Each entry should be set down again verbatim, with the images omitted.

Data to examine: Begin

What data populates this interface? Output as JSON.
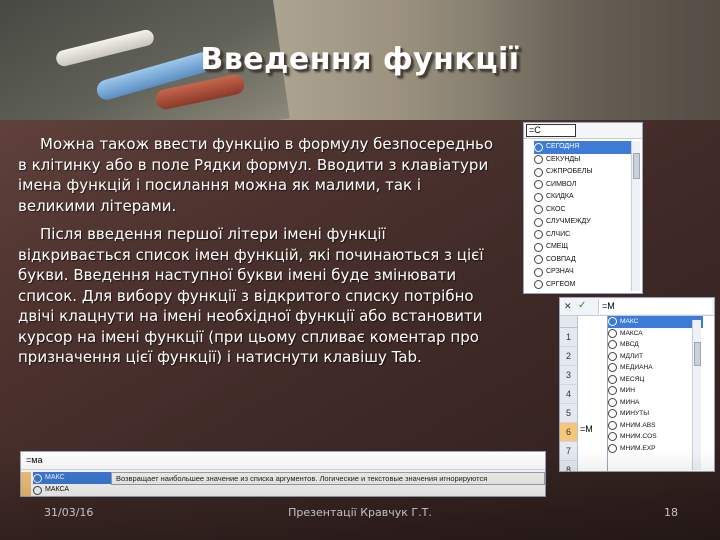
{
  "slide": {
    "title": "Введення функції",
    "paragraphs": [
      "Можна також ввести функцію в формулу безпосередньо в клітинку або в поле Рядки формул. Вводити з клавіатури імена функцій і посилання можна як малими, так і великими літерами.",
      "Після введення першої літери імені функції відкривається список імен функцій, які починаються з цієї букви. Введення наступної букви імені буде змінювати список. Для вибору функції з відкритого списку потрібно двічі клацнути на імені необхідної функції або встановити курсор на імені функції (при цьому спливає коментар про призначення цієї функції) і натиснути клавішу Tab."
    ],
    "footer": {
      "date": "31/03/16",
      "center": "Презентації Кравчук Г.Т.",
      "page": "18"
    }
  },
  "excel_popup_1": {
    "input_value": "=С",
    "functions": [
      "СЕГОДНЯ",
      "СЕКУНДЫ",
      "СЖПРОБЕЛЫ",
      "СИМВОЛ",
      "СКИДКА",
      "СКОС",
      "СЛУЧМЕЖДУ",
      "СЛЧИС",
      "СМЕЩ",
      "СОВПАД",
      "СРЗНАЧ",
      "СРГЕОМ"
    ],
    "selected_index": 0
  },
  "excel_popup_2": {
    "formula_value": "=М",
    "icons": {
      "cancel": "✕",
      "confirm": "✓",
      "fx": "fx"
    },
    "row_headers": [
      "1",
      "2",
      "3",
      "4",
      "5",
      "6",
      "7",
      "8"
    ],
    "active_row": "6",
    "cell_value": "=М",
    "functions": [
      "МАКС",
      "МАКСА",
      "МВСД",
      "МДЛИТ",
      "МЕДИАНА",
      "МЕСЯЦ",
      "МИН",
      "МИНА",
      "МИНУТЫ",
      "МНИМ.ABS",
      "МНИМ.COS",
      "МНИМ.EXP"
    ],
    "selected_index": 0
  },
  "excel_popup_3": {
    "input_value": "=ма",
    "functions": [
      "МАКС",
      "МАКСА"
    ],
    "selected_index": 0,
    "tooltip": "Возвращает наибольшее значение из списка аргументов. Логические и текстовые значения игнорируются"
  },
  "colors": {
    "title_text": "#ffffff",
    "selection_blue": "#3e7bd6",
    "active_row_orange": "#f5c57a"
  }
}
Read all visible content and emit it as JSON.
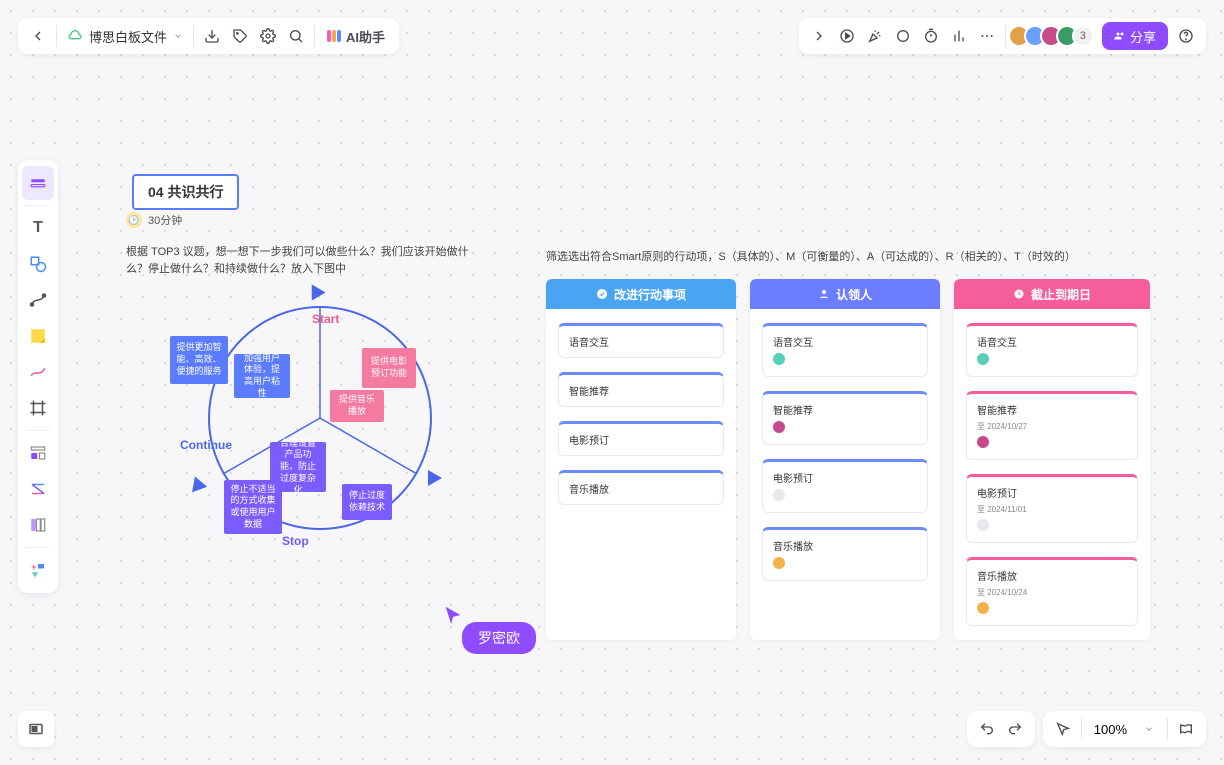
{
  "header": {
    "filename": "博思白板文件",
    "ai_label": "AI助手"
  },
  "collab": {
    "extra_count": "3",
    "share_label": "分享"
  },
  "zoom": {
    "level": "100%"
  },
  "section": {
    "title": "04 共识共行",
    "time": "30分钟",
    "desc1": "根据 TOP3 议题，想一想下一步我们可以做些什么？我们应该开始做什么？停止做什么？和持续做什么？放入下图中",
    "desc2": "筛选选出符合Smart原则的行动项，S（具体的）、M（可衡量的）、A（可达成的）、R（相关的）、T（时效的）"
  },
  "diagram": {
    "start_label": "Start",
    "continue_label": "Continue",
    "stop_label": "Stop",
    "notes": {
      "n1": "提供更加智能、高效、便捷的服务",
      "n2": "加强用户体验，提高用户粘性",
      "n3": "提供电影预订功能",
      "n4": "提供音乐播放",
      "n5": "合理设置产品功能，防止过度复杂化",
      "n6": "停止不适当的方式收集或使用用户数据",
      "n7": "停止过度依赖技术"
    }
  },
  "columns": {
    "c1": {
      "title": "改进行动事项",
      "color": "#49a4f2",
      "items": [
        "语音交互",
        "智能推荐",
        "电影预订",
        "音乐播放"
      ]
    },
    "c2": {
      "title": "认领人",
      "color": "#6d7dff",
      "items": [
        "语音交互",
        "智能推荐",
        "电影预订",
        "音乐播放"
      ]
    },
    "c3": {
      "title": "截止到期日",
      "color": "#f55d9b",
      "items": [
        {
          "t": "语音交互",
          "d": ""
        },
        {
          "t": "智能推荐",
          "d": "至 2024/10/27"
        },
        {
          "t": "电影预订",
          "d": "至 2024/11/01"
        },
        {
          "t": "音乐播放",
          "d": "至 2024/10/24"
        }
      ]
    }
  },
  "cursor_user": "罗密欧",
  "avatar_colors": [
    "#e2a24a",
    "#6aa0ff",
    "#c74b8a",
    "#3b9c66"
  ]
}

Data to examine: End

__Result for this exercise__
What data populates this interface? Output as JSON.
{
  "slide": {
    "title": "Введення функції",
    "paragraphs": [
      "Можна також ввести функцію в формулу безпосередньо в клітинку або в поле Рядки формул. Вводити з клавіатури імена функцій і посилання можна як малими, так і великими літерами.",
      "Після введення першої літери імені функції відкривається список імен функцій, які починаються з цієї букви. Введення наступної букви імені буде змінювати список. Для вибору функції з відкритого списку потрібно двічі клацнути на імені необхідної функції або встановити курсор на імені функції (при цьому спливає коментар про призначення цієї функції) і натиснути клавішу Tab."
    ],
    "footer": {
      "date": "31/03/16",
      "center": "Презентації Кравчук Г.Т.",
      "page": "18"
    }
  },
  "excel_popup_1": {
    "input_value": "=С",
    "functions": [
      "СЕГОДНЯ",
      "СЕКУНДЫ",
      "СЖПРОБЕЛЫ",
      "СИМВОЛ",
      "СКИДКА",
      "СКОС",
      "СЛУЧМЕЖДУ",
      "СЛЧИС",
      "СМЕЩ",
      "СОВПАД",
      "СРЗНАЧ",
      "СРГЕОМ"
    ],
    "selected_index": 0
  },
  "excel_popup_2": {
    "formula_value": "=М",
    "icons": {
      "cancel": "✕",
      "confirm": "✓",
      "fx": "fx"
    },
    "row_headers": [
      "1",
      "2",
      "3",
      "4",
      "5",
      "6",
      "7",
      "8"
    ],
    "active_row": "6",
    "cell_value": "=М",
    "functions": [
      "МАКС",
      "МАКСА",
      "МВСД",
      "МДЛИТ",
      "МЕДИАНА",
      "МЕСЯЦ",
      "МИН",
      "МИНА",
      "МИНУТЫ",
      "МНИМ.ABS",
      "МНИМ.COS",
      "МНИМ.EXP"
    ],
    "selected_index": 0
  },
  "excel_popup_3": {
    "input_value": "=ма",
    "functions": [
      "МАКС",
      "МАКСА"
    ],
    "selected_index": 0,
    "tooltip": "Возвращает наибольшее значение из списка аргументов. Логические и текстовые значения игнорируются"
  },
  "colors": {
    "title_text": "#ffffff",
    "selection_blue": "#3e7bd6",
    "active_row_orange": "#f5c57a"
  }
}
Read all visible content and emit it as JSON.
{
  "header": {
    "filename": "博思白板文件",
    "ai_label": "AI助手"
  },
  "collab": {
    "extra_count": "3",
    "share_label": "分享"
  },
  "zoom": {
    "level": "100%"
  },
  "section": {
    "title": "04 共识共行",
    "time": "30分钟",
    "desc1": "根据 TOP3 议题，想一想下一步我们可以做些什么？我们应该开始做什么？停止做什么？和持续做什么？放入下图中",
    "desc2": "筛选选出符合Smart原则的行动项，S（具体的）、M（可衡量的）、A（可达成的）、R（相关的）、T（时效的）"
  },
  "diagram": {
    "start_label": "Start",
    "continue_label": "Continue",
    "stop_label": "Stop",
    "notes": {
      "n1": "提供更加智能、高效、便捷的服务",
      "n2": "加强用户体验，提高用户粘性",
      "n3": "提供电影预订功能",
      "n4": "提供音乐播放",
      "n5": "合理设置产品功能，防止过度复杂化",
      "n6": "停止不适当的方式收集或使用用户数据",
      "n7": "停止过度依赖技术"
    }
  },
  "columns": {
    "c1": {
      "title": "改进行动事项",
      "color": "#49a4f2",
      "items": [
        "语音交互",
        "智能推荐",
        "电影预订",
        "音乐播放"
      ]
    },
    "c2": {
      "title": "认领人",
      "color": "#6d7dff",
      "items": [
        "语音交互",
        "智能推荐",
        "电影预订",
        "音乐播放"
      ]
    },
    "c3": {
      "title": "截止到期日",
      "color": "#f55d9b",
      "items": [
        {
          "t": "语音交互",
          "d": ""
        },
        {
          "t": "智能推荐",
          "d": "至 2024/10/27"
        },
        {
          "t": "电影预订",
          "d": "至 2024/11/01"
        },
        {
          "t": "音乐播放",
          "d": "至 2024/10/24"
        }
      ]
    }
  },
  "cursor_user": "罗密欧",
  "avatar_colors": [
    "#e2a24a",
    "#6aa0ff",
    "#c74b8a",
    "#3b9c66"
  ]
}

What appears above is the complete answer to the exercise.